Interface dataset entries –
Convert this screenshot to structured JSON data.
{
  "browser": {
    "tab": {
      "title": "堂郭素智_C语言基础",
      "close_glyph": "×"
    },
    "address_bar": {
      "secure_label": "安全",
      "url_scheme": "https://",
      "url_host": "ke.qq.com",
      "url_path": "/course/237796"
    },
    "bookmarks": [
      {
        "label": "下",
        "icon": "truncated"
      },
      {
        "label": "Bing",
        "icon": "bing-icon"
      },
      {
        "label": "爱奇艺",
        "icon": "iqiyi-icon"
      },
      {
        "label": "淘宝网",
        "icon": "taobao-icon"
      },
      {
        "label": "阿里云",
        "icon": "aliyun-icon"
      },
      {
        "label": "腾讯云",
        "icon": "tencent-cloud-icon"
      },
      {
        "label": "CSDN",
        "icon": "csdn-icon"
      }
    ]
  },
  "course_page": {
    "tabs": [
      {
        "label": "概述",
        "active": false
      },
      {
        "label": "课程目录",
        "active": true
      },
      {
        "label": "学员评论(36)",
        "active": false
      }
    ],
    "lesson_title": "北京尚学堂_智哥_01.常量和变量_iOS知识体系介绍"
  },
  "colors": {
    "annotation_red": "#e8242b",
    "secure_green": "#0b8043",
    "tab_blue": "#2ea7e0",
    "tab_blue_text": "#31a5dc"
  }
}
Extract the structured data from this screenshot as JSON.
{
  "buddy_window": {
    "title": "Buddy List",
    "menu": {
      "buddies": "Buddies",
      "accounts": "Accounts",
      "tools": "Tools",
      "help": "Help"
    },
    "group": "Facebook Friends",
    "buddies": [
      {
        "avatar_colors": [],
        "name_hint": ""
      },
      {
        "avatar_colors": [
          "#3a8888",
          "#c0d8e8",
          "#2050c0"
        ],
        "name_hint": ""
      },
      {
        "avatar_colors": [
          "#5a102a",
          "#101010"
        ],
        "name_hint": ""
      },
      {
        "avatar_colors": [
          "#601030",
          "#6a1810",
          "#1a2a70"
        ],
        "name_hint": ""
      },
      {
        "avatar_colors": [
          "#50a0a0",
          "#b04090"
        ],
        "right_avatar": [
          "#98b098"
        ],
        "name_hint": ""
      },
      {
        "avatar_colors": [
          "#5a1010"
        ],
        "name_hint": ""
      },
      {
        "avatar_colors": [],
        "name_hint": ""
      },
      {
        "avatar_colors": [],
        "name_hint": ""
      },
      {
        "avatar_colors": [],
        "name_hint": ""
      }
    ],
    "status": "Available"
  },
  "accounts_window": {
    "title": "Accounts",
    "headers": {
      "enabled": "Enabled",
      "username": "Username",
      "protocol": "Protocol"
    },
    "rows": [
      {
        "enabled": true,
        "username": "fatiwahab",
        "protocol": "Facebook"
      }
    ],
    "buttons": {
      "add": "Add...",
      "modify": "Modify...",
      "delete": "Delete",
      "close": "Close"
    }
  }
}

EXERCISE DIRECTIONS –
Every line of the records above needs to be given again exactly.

OUTPUT OF THE TASK –
Convert this screenshot to structured JSON data.
{
  "browser": {
    "tab": {
      "title": "堂郭素智_C语言基础",
      "close_glyph": "×"
    },
    "address_bar": {
      "secure_label": "安全",
      "url_scheme": "https://",
      "url_host": "ke.qq.com",
      "url_path": "/course/237796"
    },
    "bookmarks": [
      {
        "label": "下",
        "icon": "truncated"
      },
      {
        "label": "Bing",
        "icon": "bing-icon"
      },
      {
        "label": "爱奇艺",
        "icon": "iqiyi-icon"
      },
      {
        "label": "淘宝网",
        "icon": "taobao-icon"
      },
      {
        "label": "阿里云",
        "icon": "aliyun-icon"
      },
      {
        "label": "腾讯云",
        "icon": "tencent-cloud-icon"
      },
      {
        "label": "CSDN",
        "icon": "csdn-icon"
      }
    ]
  },
  "course_page": {
    "tabs": [
      {
        "label": "概述",
        "active": false
      },
      {
        "label": "课程目录",
        "active": true
      },
      {
        "label": "学员评论(36)",
        "active": false
      }
    ],
    "lesson_title": "北京尚学堂_智哥_01.常量和变量_iOS知识体系介绍"
  },
  "colors": {
    "annotation_red": "#e8242b",
    "secure_green": "#0b8043",
    "tab_blue": "#2ea7e0",
    "tab_blue_text": "#31a5dc"
  }
}
Extract the structured data from this screenshot as JSON.
{
  "buddy_window": {
    "title": "Buddy List",
    "menu": {
      "buddies": "Buddies",
      "accounts": "Accounts",
      "tools": "Tools",
      "help": "Help"
    },
    "group": "Facebook Friends",
    "buddies": [
      {
        "avatar_colors": [],
        "name_hint": ""
      },
      {
        "avatar_colors": [
          "#3a8888",
          "#c0d8e8",
          "#2050c0"
        ],
        "name_hint": ""
      },
      {
        "avatar_colors": [
          "#5a102a",
          "#101010"
        ],
        "name_hint": ""
      },
      {
        "avatar_colors": [
          "#601030",
          "#6a1810",
          "#1a2a70"
        ],
        "name_hint": ""
      },
      {
        "avatar_colors": [
          "#50a0a0",
          "#b04090"
        ],
        "right_avatar": [
          "#98b098"
        ],
        "name_hint": ""
      },
      {
        "avatar_colors": [
          "#5a1010"
        ],
        "name_hint": ""
      },
      {
        "avatar_colors": [],
        "name_hint": ""
      },
      {
        "avatar_colors": [],
        "name_hint": ""
      },
      {
        "avatar_colors": [],
        "name_hint": ""
      }
    ],
    "status": "Available"
  },
  "accounts_window": {
    "title": "Accounts",
    "headers": {
      "enabled": "Enabled",
      "username": "Username",
      "protocol": "Protocol"
    },
    "rows": [
      {
        "enabled": true,
        "username": "fatiwahab",
        "protocol": "Facebook"
      }
    ],
    "buttons": {
      "add": "Add...",
      "modify": "Modify...",
      "delete": "Delete",
      "close": "Close"
    }
  }
}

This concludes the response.